The bottom line is that peaceful protests do not tend to end peacefully unless they are allowed to run their course, generally until the most honestly engaged citizenry have willingly packed up and gone home. Afterward, the troublemakers – and by troublemakers I mean specifically those who hang on to the main group for their own ends – will helpfully separate themselves for easy identification and arrest. It does not seem we are close to reaching that point.
The current predicament is a product both of the Occupy Movement’s lack of a defined endgame and a growing impatience among the political establishment. There does not seem to be room for a compromise solution, aside from allowing the camp time to spread out its tents, but there’s the rub: closely spaced tents indicates there are still plenty of people, three weeks in, to resist any attempt at removal.

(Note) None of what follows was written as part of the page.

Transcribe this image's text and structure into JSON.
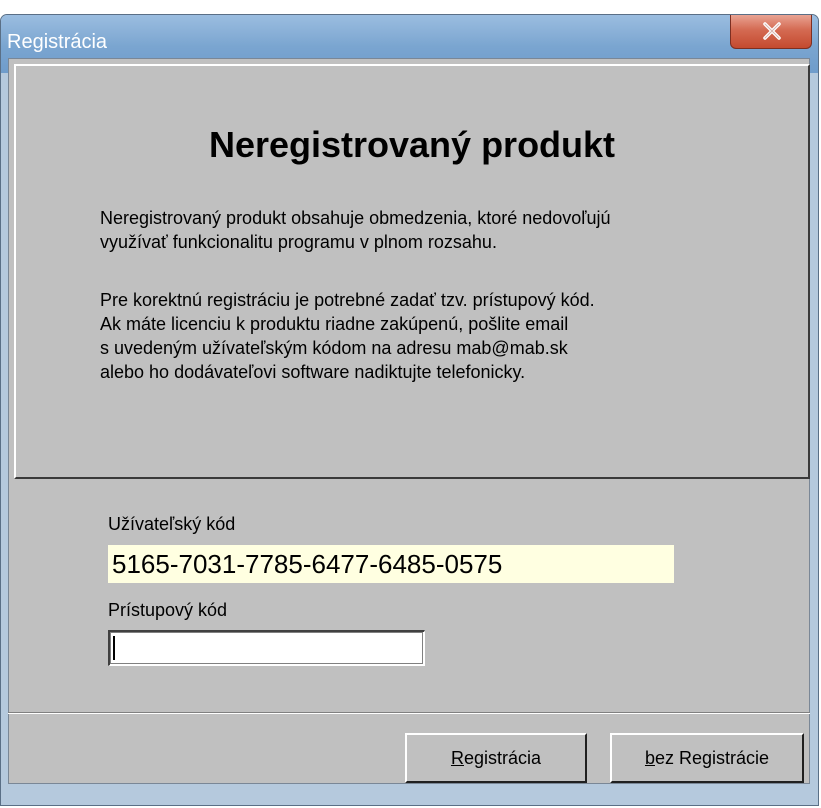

The energy is not dissipating as much as it may seem. Gough’s untimely death may be a convenient excuse to step in, but sadly the overdose statistics from the Downtown Eastside indicate that’s she’s hardly the first in Vancouver to have met the same fate since the encampment began – and to no great media outcry and no calls from action from the city government. That should a municipal election issue for Spacing to cover, but it takes only a single sentence to point out that the issue hasn’t seen much airing as of yet.
Spacing Vancouver will continue to bring you periodic updates as the race progresses – you can find the complete list here.